David Hirsch: Yeah. Very well said. Thank you. I’m sort of curious to know why is it that you’ve agreed to be a mentor father as part of the special father’s network?
Andy Mccall: I see the power in it. I see the power in men coming together to help each other and to become whether it’s a better father or just to make it a better situation.
I see the need. I see the power in what we’re doing here. And, you know, just the short time that I have been part of the dads of steel grapefruit, but the special father’s network and saying everything that comes together when we all come together and talk about this, my only wish was I was here sooner.
That wasn’t that’s my only wish is I wish I was here. Yeah. Well,
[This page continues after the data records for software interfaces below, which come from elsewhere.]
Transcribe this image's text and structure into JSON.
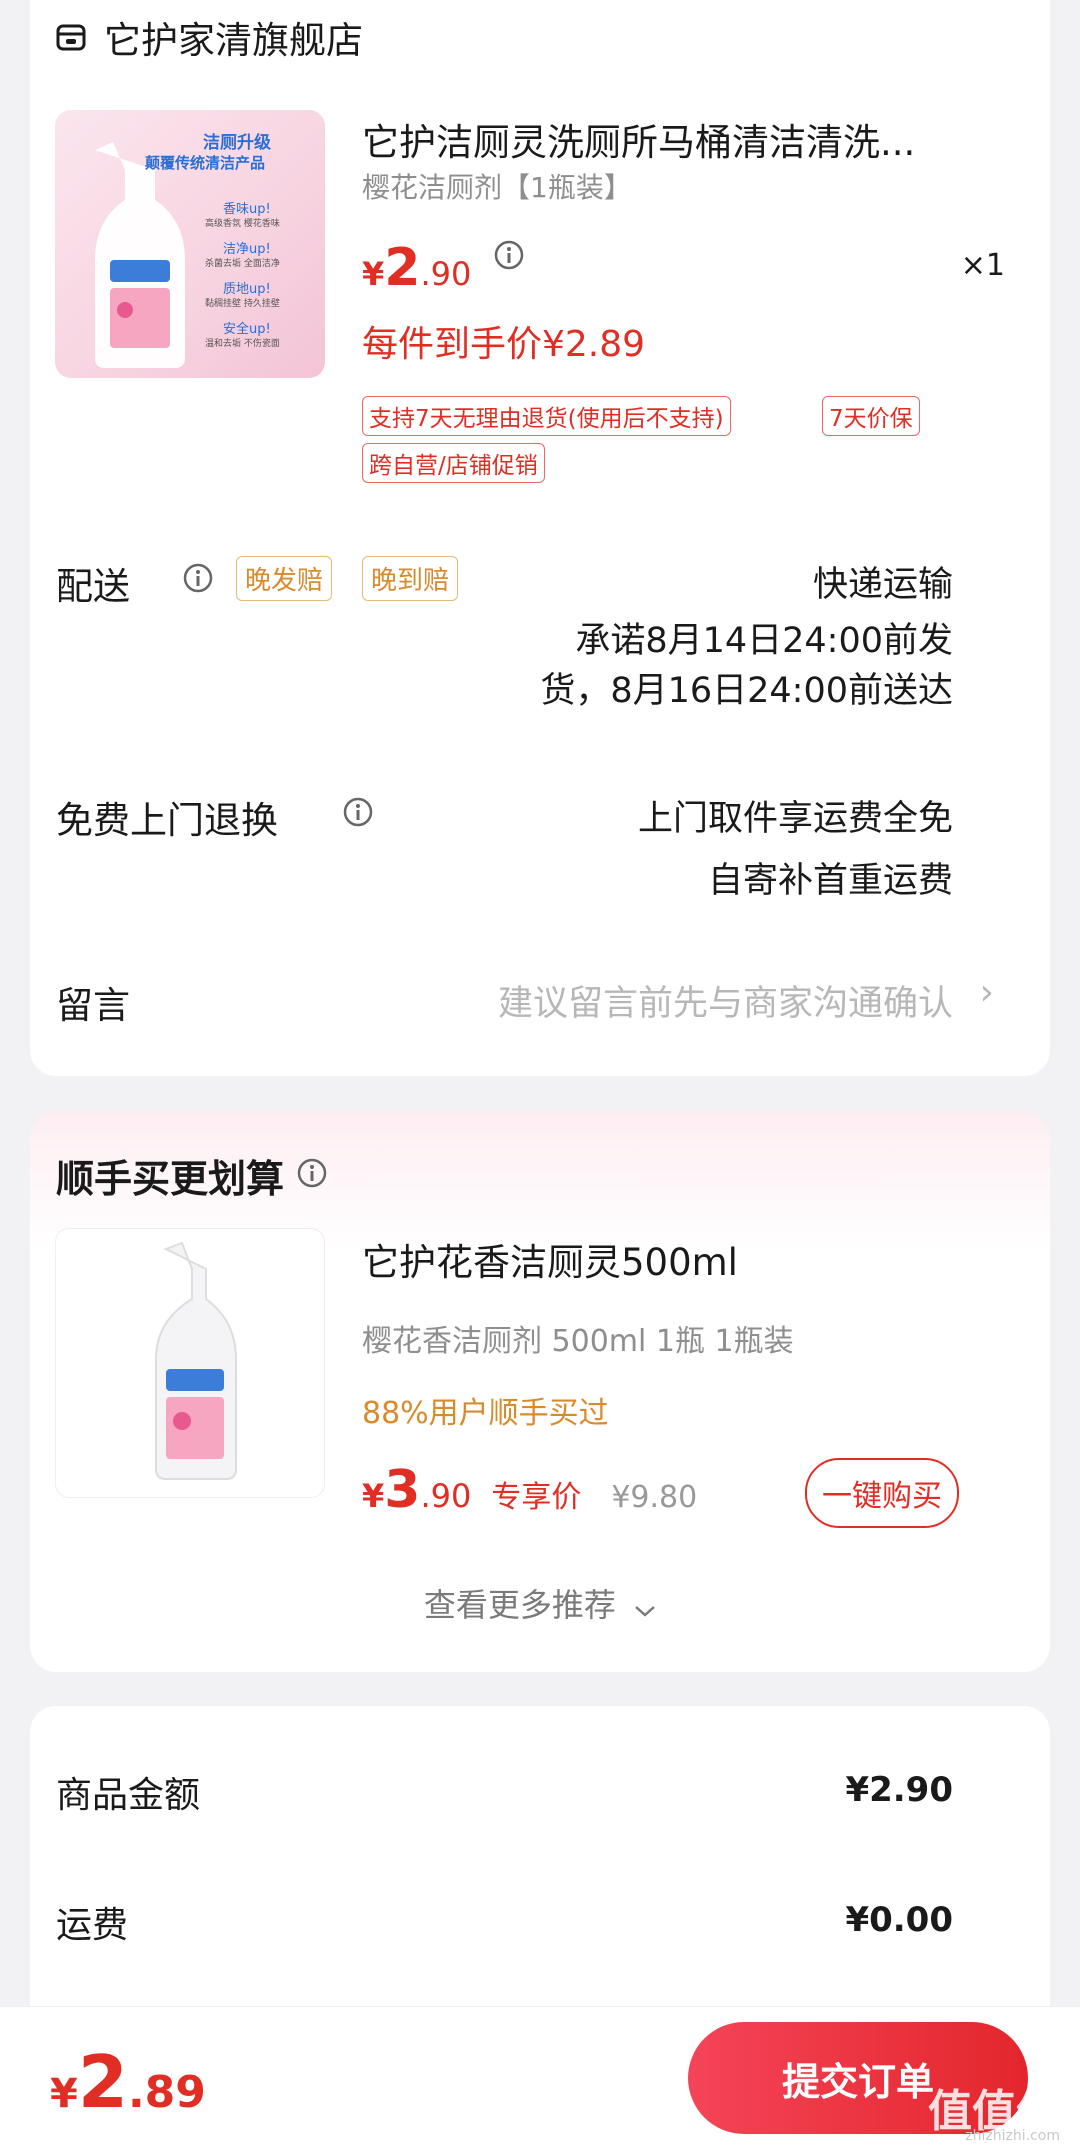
{
  "store": {
    "name": "它护家清旗舰店",
    "icon": "store-icon"
  },
  "product": {
    "title": "它护洁厕灵洗厕所马桶清洁清洗...",
    "spec": "樱花洁厕剂【1瓶装】",
    "price_yen": "¥",
    "price_int": "2",
    "price_dec": ".90",
    "qty": "×1",
    "unit_price": "每件到手价¥2.89",
    "tags": [
      "支持7天无理由退货(使用后不支持)",
      "7天价保",
      "跨自营/店铺促销"
    ],
    "image_text": {
      "headline1": "洁厕升级",
      "headline2": "颠覆传统清洁产品",
      "f1": "香味up!",
      "f1s": "高级香氛 樱花香味",
      "f2": "洁净up!",
      "f2s": "杀菌去垢 全面洁净",
      "f3": "质地up!",
      "f3s": "黏稠挂壁 持久挂壁",
      "f4": "安全up!",
      "f4s": "温和去垢 不伤瓷面"
    }
  },
  "delivery": {
    "label": "配送",
    "badges": [
      "晚发赔",
      "晚到赔"
    ],
    "method": "快递运输",
    "promise_line1": "承诺8月14日24:00前发",
    "promise_line2": "货，8月16日24:00前送达"
  },
  "returns": {
    "label": "免费上门退换",
    "line1": "上门取件享运费全免",
    "line2": "自寄补首重运费"
  },
  "message": {
    "label": "留言",
    "placeholder": "建议留言前先与商家沟通确认",
    "chevron": "›"
  },
  "recommend": {
    "section_title": "顺手买更划算",
    "title": "它护花香洁厕灵500ml",
    "spec": "樱花香洁厕剂 500ml 1瓶   1瓶装",
    "bought": "88%用户顺手买过",
    "price_yen": "¥",
    "price_int": "3",
    "price_dec": ".90",
    "exclusive": "专享价",
    "original": "¥9.80",
    "buy_label": "一键购买",
    "more_label": "查看更多推荐"
  },
  "summary": {
    "goods_label": "商品金额",
    "goods_value": "¥2.90",
    "shipping_label": "运费",
    "shipping_value": "¥0.00"
  },
  "footer": {
    "total_yen": "¥",
    "total_int": "2",
    "total_dec": ".89",
    "submit_label": "提交订单",
    "watermark": "值值值",
    "watermark_sub": "zhizhizhi.com"
  },
  "colors": {
    "accent": "#e02e24",
    "orange": "#d98a2b",
    "background": "#f2f2f4"
  }
}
David Hirsch: thank you again. We’re thrilled to have you. Well, let’s give a special shout out to David steel, as well as Don Ranieri at dads of steel for helping connect them.
Andy Mccall: Definitely. They are, they are two amazing men that they make me better. They’re they’re great men and I’m honored to know them and work with them.
And can’t wait to see where we take all of it.
David Hirsch: Well from your lips to God’s ears, as my grandmother used to say, thank you. Is there anything else you’d like to say before we wrap up?
Andy Mccall: No, like I said, I’m just honored to be here and I hope that part of my story, you know, whether it’s from this or maybe if somebody picks up my book or, you know, any part of our stories that helps you or.
Is, that’s what we’re here for. Like I said to me, you can’t do this alone. You have to do this together. And that’s what we’re all here for.
David Hirsch: Andy. Thank you for your time. In many insights as reminder, Andy is just one of the dads. Who’s part of the special father’s network, a mentoring program for fathers raising a child with special needs.
If you’d like to be a mentor father or are seeking advice from a mentor father with a similar situation of your own, please go to 21st century dads. Thank you for listening to the latest episode of the special father’s network, dad to dad podcast. I hope you enjoyed the conversation as much as I did, as you probably know.
The 21st century dads foundation is a 5 0 1 C3, not for profit organization, which means we need your help to keep our content free. To all concerned, please consider making a textbook contribution. I would really appreciate your support. Thanks again,
Andy Mccall: sir. Thank you.
Tom Couch: And thank you for listening to the dad to dad podcast presented by the special father’s network.
The special father’s network is a dad to dad mentoring program for fathers raising children with special needs through our personalized matching process. New fathers with special needs children connect with mentor fathers in a similar situation. It’s a great way for fathers to support fathers, go to 21st century dads.org.
David Hirsch: And if you’re a dad looking for help for we’d like to offer. We would be honored to have you join our closed Facebook group. Please go to facebook.com groups and search dad to dad. Also, please be sure to register for the special father’s network. Bi-week the zoom calls held on the first and third Tuesdays of every month.
Lastly, we’re always looking to share interesting stories. If you’d like to share your story or no of a compelling story, please send an email to David at 20% tree dads.
Tom Couch: the dad to dad podcast was produced by couch audio for the special father’s network. Thanks again to horizon therapeutics who believe that science and compassion must work together to transform lives.
That’s why they work tirelessly, lead to research, develop and bring forward medicines for people living with rare and rheumatic diseases. Discover more about horizon therapeutics at horizontherapeutics.com.